#### [Task statement]
Say how many lines of these entries include the word "your", and answer with the number alone.

#### [Material supplied]

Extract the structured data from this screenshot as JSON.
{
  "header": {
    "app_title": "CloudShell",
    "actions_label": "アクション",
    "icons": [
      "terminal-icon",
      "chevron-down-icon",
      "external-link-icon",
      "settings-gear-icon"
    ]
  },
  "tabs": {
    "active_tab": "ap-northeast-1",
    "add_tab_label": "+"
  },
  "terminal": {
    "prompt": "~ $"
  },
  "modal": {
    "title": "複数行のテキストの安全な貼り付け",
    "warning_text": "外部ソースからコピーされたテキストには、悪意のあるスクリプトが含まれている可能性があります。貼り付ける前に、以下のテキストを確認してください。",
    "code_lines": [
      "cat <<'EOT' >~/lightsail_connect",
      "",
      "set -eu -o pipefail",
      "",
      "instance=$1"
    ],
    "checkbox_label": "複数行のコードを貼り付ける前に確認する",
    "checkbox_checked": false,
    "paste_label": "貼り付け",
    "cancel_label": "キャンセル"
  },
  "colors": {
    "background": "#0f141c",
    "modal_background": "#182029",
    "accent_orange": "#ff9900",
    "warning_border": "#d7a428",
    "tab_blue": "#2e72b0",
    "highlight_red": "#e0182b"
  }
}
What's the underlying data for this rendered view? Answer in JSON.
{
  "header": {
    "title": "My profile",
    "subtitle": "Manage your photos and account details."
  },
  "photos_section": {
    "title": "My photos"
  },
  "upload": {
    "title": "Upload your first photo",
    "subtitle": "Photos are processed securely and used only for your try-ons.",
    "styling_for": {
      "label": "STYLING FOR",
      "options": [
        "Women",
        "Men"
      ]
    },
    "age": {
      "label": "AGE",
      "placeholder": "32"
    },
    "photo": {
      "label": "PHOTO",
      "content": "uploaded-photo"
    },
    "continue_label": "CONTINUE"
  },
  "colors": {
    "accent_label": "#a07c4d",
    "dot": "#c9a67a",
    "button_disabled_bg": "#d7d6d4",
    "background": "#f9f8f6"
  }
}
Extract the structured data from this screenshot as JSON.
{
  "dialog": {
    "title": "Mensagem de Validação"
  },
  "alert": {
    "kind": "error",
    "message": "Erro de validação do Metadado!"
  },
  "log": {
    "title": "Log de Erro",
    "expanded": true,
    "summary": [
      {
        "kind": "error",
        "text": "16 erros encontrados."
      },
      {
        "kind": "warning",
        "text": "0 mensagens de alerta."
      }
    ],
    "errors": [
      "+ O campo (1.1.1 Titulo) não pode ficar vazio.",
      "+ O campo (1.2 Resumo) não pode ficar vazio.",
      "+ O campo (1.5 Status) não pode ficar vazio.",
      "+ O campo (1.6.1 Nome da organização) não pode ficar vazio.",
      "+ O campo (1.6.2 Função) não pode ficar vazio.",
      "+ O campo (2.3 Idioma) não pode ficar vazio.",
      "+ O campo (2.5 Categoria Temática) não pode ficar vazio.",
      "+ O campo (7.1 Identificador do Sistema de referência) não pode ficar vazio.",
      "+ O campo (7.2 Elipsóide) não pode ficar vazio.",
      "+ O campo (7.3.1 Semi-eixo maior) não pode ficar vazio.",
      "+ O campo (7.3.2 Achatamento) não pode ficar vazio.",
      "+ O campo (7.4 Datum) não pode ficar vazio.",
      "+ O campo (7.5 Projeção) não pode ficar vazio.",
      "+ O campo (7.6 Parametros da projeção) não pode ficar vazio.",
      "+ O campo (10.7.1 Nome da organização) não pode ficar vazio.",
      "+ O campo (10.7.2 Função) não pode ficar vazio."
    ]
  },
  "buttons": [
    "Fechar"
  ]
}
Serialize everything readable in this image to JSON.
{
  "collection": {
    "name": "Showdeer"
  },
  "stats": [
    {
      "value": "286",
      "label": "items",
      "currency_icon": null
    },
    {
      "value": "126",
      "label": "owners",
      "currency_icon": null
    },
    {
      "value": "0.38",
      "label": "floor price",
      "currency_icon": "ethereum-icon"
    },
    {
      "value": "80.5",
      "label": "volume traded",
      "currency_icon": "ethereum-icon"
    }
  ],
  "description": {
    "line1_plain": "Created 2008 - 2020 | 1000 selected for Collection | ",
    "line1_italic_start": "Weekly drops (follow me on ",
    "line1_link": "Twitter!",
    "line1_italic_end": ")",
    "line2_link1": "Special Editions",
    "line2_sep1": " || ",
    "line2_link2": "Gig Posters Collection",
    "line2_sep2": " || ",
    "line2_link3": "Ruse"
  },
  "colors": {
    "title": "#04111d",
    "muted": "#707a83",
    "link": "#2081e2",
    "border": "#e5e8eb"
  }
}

#### [Written reply]
3